Greater understanding is needed of the different way in which people with autism interact with the world around them, a conference has heard.
Autism limits the ability to understand relationships
More than 50,000 people in Scotland are thought to be autistic.
Autism spectrum disorder (ASD) can limit the ability to develop friendships and understand other people's emotions.
The Scottish Society for Autism's annual meeting in Glasgow heard from both international and UK experts.
Research has suggested that the numbers of people affected by ASD may have doubled over the last decade.
The Evolving Emotions conference featured the latest research into the impact autism can have on individuals' relationships with others.
Professor Peter Hobson presented recent studies into how children with ASD relate to other people.
He told the audience that in order to improve communication with those affected by autism, people need greater understanding of how they interact.
John McDonald, chief executive of the Scottish Society for Autism, said the onus was on non-sufferers to discover what the condition means for individuals.
Mr McDonald added: "Awareness of autism is growing but it is not as widespread as it needs to be."
Other issues discussed included intimacy and sex and problems faced by people with ASD and their non-ASD partners when forming and maintaining relationships.
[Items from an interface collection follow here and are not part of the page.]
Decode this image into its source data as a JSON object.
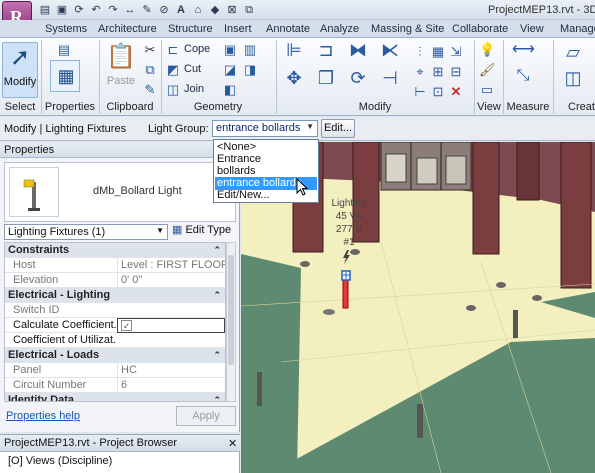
{
  "window": {
    "app_button_label": "R",
    "document_title": "ProjectMEP13.rvt - 3D Vi"
  },
  "quick_access": [
    "open-icon",
    "save-icon",
    "sync-icon",
    "undo-icon",
    "redo-icon",
    "measure-icon",
    "tag-icon",
    "text-icon",
    "3d-view-icon",
    "section-icon",
    "close-hidden-icon",
    "switch-windows-icon"
  ],
  "tabs": [
    {
      "label": "Systems"
    },
    {
      "label": "Architecture"
    },
    {
      "label": "Structure"
    },
    {
      "label": "Insert"
    },
    {
      "label": "Annotate"
    },
    {
      "label": "Analyze"
    },
    {
      "label": "Massing & Site"
    },
    {
      "label": "Collaborate"
    },
    {
      "label": "View"
    },
    {
      "label": "Manage"
    }
  ],
  "ribbon": {
    "modify_label": "Modify",
    "paste_label": "Paste",
    "cope_label": "Cope",
    "cut_label": "Cut",
    "join_label": "Join",
    "panels": {
      "select": "Select",
      "properties": "Properties",
      "clipboard": "Clipboard",
      "geometry": "Geometry",
      "modify": "Modify",
      "view": "View",
      "measure": "Measure",
      "create": "Creat"
    }
  },
  "options_bar": {
    "context": "Modify | Lighting Fixtures",
    "light_group_label": "Light Group:",
    "light_group_value": "entrance bollards",
    "edit_label": "Edit..."
  },
  "dropdown": {
    "options": [
      "<None>",
      "Entrance",
      "bollards",
      "entrance bollards",
      "Edit/New..."
    ],
    "selected": "entrance bollards"
  },
  "properties": {
    "title": "Properties",
    "type_name": "dMb_Bollard Light",
    "filter": "Lighting Fixtures (1)",
    "edit_type": "Edit Type",
    "groups": {
      "constraints": "Constraints",
      "electrical_lighting": "Electrical - Lighting",
      "electrical_loads": "Electrical - Loads",
      "identity": "Identity Data"
    },
    "rows": {
      "host_k": "Host",
      "host_v": "Level : FIRST FLOOR",
      "elev_k": "Elevation",
      "elev_v": "0' 0\"",
      "switch_k": "Switch ID",
      "switch_v": "",
      "calc_k": "Calculate Coefficient...",
      "coef_k": "Coefficient of Utilizat...",
      "panel_k": "Panel",
      "panel_v": "HC",
      "circuit_k": "Circuit Number",
      "circuit_v": "6"
    },
    "help_link": "Properties help",
    "apply": "Apply"
  },
  "project_browser": {
    "title": "ProjectMEP13.rvt - Project Browser",
    "item": "[O] Views (Discipline)"
  },
  "tag": {
    "line1": "Lighting",
    "line2": "45 VA",
    "line3": "277 V",
    "line4": "#1"
  },
  "colors": {
    "floor": "#f3efbf",
    "grass": "#5d8a70",
    "brick": "#7d4a52",
    "column": "#7a3e40",
    "selection": "#3399ff"
  }
}
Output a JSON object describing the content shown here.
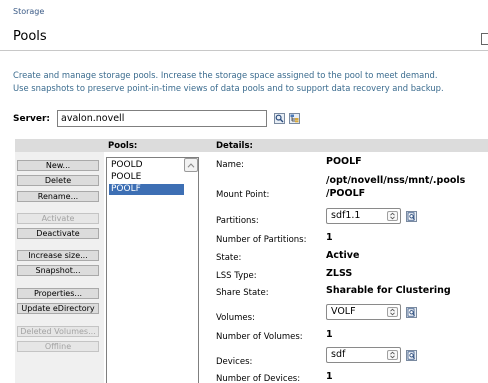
{
  "breadcrumb": "Storage",
  "page": {
    "title": "Pools",
    "description_line1": "Create and manage storage pools. Increase the storage space assigned to the pool to meet demand.",
    "description_line2": "Use snapshots to preserve point-in-time views of data pools and to support data recovery and backup."
  },
  "server": {
    "label": "Server:",
    "value": "avalon.novell",
    "search_icon": "search-icon",
    "browse_icon": "tree-browse-icon"
  },
  "headers": {
    "pools": "Pools:",
    "details": "Details:"
  },
  "actions": {
    "new": "New...",
    "delete": "Delete",
    "rename": "Rename...",
    "activate": "Activate",
    "deactivate": "Deactivate",
    "increase_size": "Increase size...",
    "snapshot": "Snapshot...",
    "properties": "Properties...",
    "update_edirectory": "Update eDirectory",
    "deleted_volumes": "Deleted Volumes...",
    "offline": "Offline"
  },
  "pools": {
    "items": [
      "POOLD",
      "POOLE",
      "POOLF"
    ],
    "selected": "POOLF"
  },
  "details": {
    "name_label": "Name:",
    "name_value": "POOLF",
    "mount_label": "Mount Point:",
    "mount_value_line1": "/opt/novell/nss/mnt/.pools",
    "mount_value_line2": "/POOLF",
    "partitions_label": "Partitions:",
    "partitions_value": "sdf1.1",
    "num_partitions_label": "Number of Partitions:",
    "num_partitions_value": "1",
    "state_label": "State:",
    "state_value": "Active",
    "lss_label": "LSS Type:",
    "lss_value": "ZLSS",
    "share_label": "Share State:",
    "share_value": "Sharable for Clustering",
    "volumes_label": "Volumes:",
    "volumes_value": "VOLF",
    "num_volumes_label": "Number of Volumes:",
    "num_volumes_value": "1",
    "devices_label": "Devices:",
    "devices_value": "sdf",
    "num_devices_label": "Number of Devices:",
    "num_devices_value": "1"
  },
  "colors": {
    "breadcrumb": "#3a5a86",
    "description": "#3a6b8e",
    "selection": "#3d6fb4",
    "header_band": "#dcdcdc",
    "disabled_text": "#a3a3a3"
  }
}
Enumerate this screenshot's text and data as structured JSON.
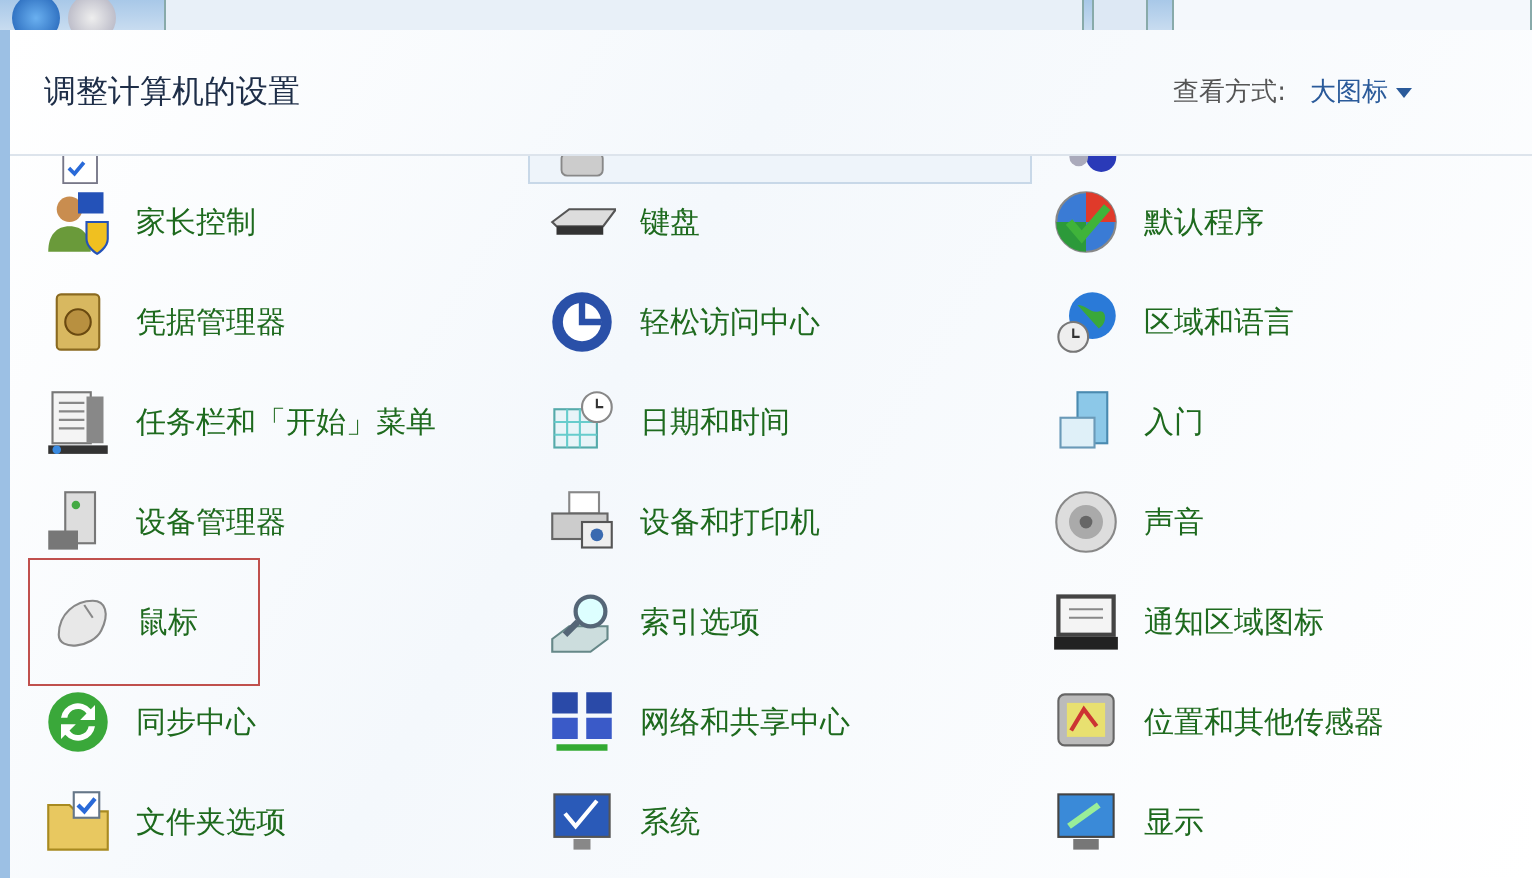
{
  "header": {
    "title": "调整计算机的设置",
    "view_label": "查看方式:",
    "view_value": "大图标"
  },
  "top_row": [
    {
      "selected": false
    },
    {
      "selected": true
    },
    {
      "selected": false
    }
  ],
  "items": [
    {
      "label": "家长控制",
      "highlighted": false
    },
    {
      "label": "键盘",
      "highlighted": false
    },
    {
      "label": "默认程序",
      "highlighted": false
    },
    {
      "label": "凭据管理器",
      "highlighted": false
    },
    {
      "label": "轻松访问中心",
      "highlighted": false
    },
    {
      "label": "区域和语言",
      "highlighted": false
    },
    {
      "label": "任务栏和「开始」菜单",
      "highlighted": false
    },
    {
      "label": "日期和时间",
      "highlighted": false
    },
    {
      "label": "入门",
      "highlighted": false
    },
    {
      "label": "设备管理器",
      "highlighted": false
    },
    {
      "label": "设备和打印机",
      "highlighted": false
    },
    {
      "label": "声音",
      "highlighted": false
    },
    {
      "label": "鼠标",
      "highlighted": true
    },
    {
      "label": "索引选项",
      "highlighted": false
    },
    {
      "label": "通知区域图标",
      "highlighted": false
    },
    {
      "label": "同步中心",
      "highlighted": false
    },
    {
      "label": "网络和共享中心",
      "highlighted": false
    },
    {
      "label": "位置和其他传感器",
      "highlighted": false
    },
    {
      "label": "文件夹选项",
      "highlighted": false
    },
    {
      "label": "系统",
      "highlighted": false
    },
    {
      "label": "显示",
      "highlighted": false
    }
  ]
}
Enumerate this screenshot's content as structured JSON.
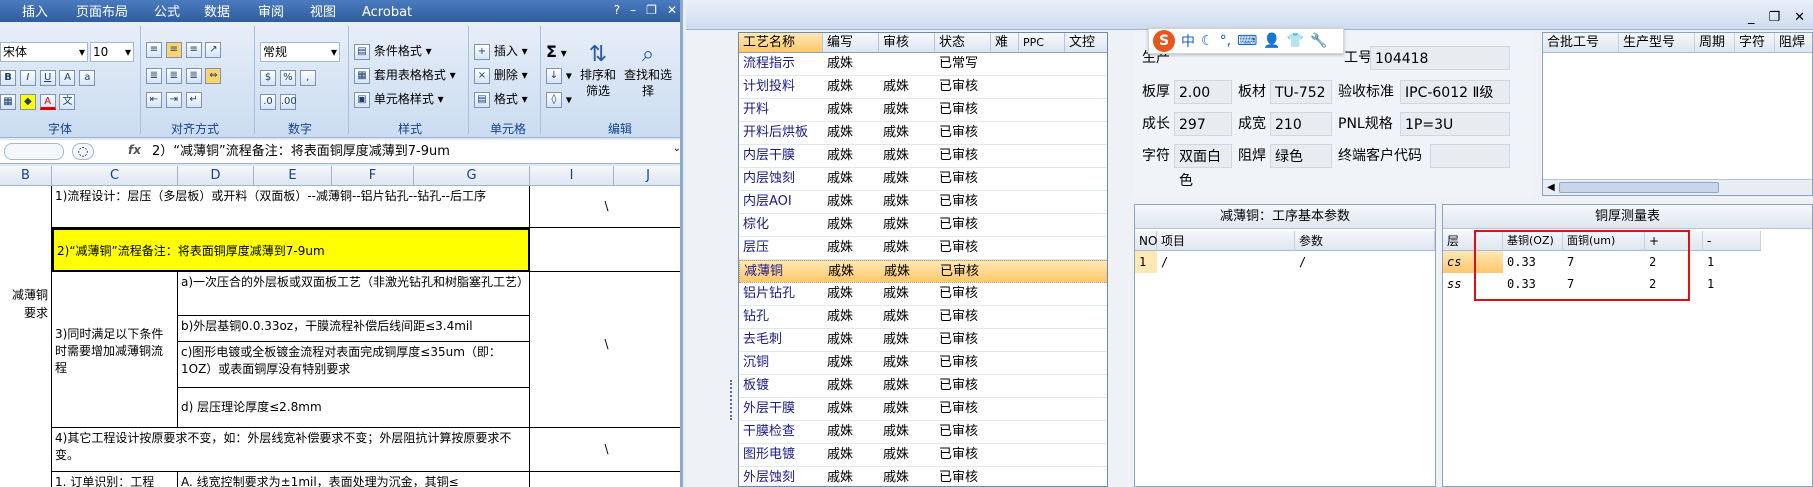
{
  "excel": {
    "tabs": [
      "插入",
      "页面布局",
      "公式",
      "数据",
      "审阅",
      "视图",
      "Acrobat"
    ],
    "font": {
      "name": "宋体",
      "size": "10"
    },
    "number_format": "常规",
    "groups": [
      "字体",
      "对齐方式",
      "数字",
      "样式",
      "单元格",
      "编辑"
    ],
    "style_buttons": [
      "条件格式",
      "套用表格格式",
      "单元格样式"
    ],
    "cell_buttons": [
      "插入",
      "删除",
      "格式"
    ],
    "edit_buttons": [
      "排序和筛选",
      "查找和选择"
    ],
    "formula": "2）“减薄铜”流程备注：将表面铜厚度减薄到7-9um",
    "columns": [
      "B",
      "C",
      "D",
      "E",
      "F",
      "G",
      "I",
      "J"
    ],
    "cells": {
      "c1": "1)流程设计：层压（多层板）或开料（双面板）--减薄铜--铝片钻孔--钻孔--后工序",
      "c2": "2)“减薄铜”流程备注：将表面铜厚度减薄到7-9um",
      "b_side": "减薄铜\n要求",
      "c3": "3)同时满足以下条件时需要增加减薄铜流程",
      "d1": "a)一次压合的外层板或双面板工艺（非激光钻孔和树脂塞孔工艺）",
      "d2": "b)外层基铜0.0.33oz，干膜流程补偿后线间距≤3.4mil",
      "d3": "c)图形电镀或全板镀金流程对表面完成铜厚度≤35um（即：1OZ）或表面铜厚没有特别要求",
      "d4": "d) 层压理论厚度≤2.8mm",
      "c4": "4)其它工程设计按原要求不变，如：外层线宽补偿要求不变；外层阻抗计算按原要求不变。",
      "c5": "1. 订单识别：工程",
      "d5": "A. 线宽控制要求为±1mil，表面处理为沉金，其铜≤",
      "slash": "\\"
    }
  },
  "app": {
    "proc_headers": [
      "工艺名称",
      "编写",
      "审核",
      "状态",
      "难",
      "PPC",
      "文控"
    ],
    "proc_rows": [
      [
        "流程指示",
        "戚姝",
        "",
        "已常写"
      ],
      [
        "计划投料",
        "戚姝",
        "戚姝",
        "已审核"
      ],
      [
        "开料",
        "戚姝",
        "戚姝",
        "已审核"
      ],
      [
        "开料后烘板",
        "戚姝",
        "戚姝",
        "已审核"
      ],
      [
        "内层干膜",
        "戚姝",
        "戚姝",
        "已审核"
      ],
      [
        "内层蚀刻",
        "戚姝",
        "戚姝",
        "已审核"
      ],
      [
        "内层AOI",
        "戚姝",
        "戚姝",
        "已审核"
      ],
      [
        "棕化",
        "戚姝",
        "戚姝",
        "已审核"
      ],
      [
        "层压",
        "戚姝",
        "戚姝",
        "已审核"
      ],
      [
        "减薄铜",
        "戚姝",
        "戚姝",
        "已审核"
      ],
      [
        "铝片钻孔",
        "戚姝",
        "戚姝",
        "已审核"
      ],
      [
        "钻孔",
        "戚姝",
        "戚姝",
        "已审核"
      ],
      [
        "去毛刺",
        "戚姝",
        "戚姝",
        "已审核"
      ],
      [
        "沉铜",
        "戚姝",
        "戚姝",
        "已审核"
      ],
      [
        "板镀",
        "戚姝",
        "戚姝",
        "已审核"
      ],
      [
        "外层干膜",
        "戚姝",
        "戚姝",
        "已审核"
      ],
      [
        "干膜检查",
        "戚姝",
        "戚姝",
        "已审核"
      ],
      [
        "图形电镀",
        "戚姝",
        "戚姝",
        "已审核"
      ],
      [
        "外层蚀刻",
        "戚姝",
        "戚姝",
        "已审核"
      ]
    ],
    "info": {
      "prod_label": "生产",
      "eng_label": "工号",
      "eng_no": "104418",
      "thick_label": "板厚",
      "thick": "2.00",
      "mat_label": "板材",
      "mat": "TU-752",
      "std_label": "验收标准",
      "std": "IPC-6012 Ⅱ级",
      "len_label": "成长",
      "len": "297",
      "wid_label": "成宽",
      "wid": "210",
      "pnl_label": "PNL规格",
      "pnl": "1P=3U",
      "char_label": "字符",
      "char": "双面白色",
      "mask_label": "阻焊",
      "mask": "绿色",
      "cust_label": "终端客户代码",
      "cust": ""
    },
    "ime": {
      "logo": "S",
      "lang": "中"
    },
    "lot_headers": [
      "合批工号",
      "生产型号",
      "周期",
      "字符",
      "阻焊"
    ],
    "params": {
      "title": "减薄铜：工序基本参数",
      "headers": [
        "NO",
        "项目",
        "参数"
      ],
      "row": [
        "1",
        "/",
        "/"
      ]
    },
    "meas": {
      "title": "铜厚测量表",
      "headers": [
        "层",
        "基铜(OZ)",
        "面铜(um)",
        "+",
        "-"
      ],
      "rows": [
        [
          "cs",
          "0.33",
          "7",
          "2",
          "1"
        ],
        [
          "ss",
          "0.33",
          "7",
          "2",
          "1"
        ]
      ]
    }
  }
}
The event was made up of representatives from local authority education, social work and health departments as well as people of all ages with autism.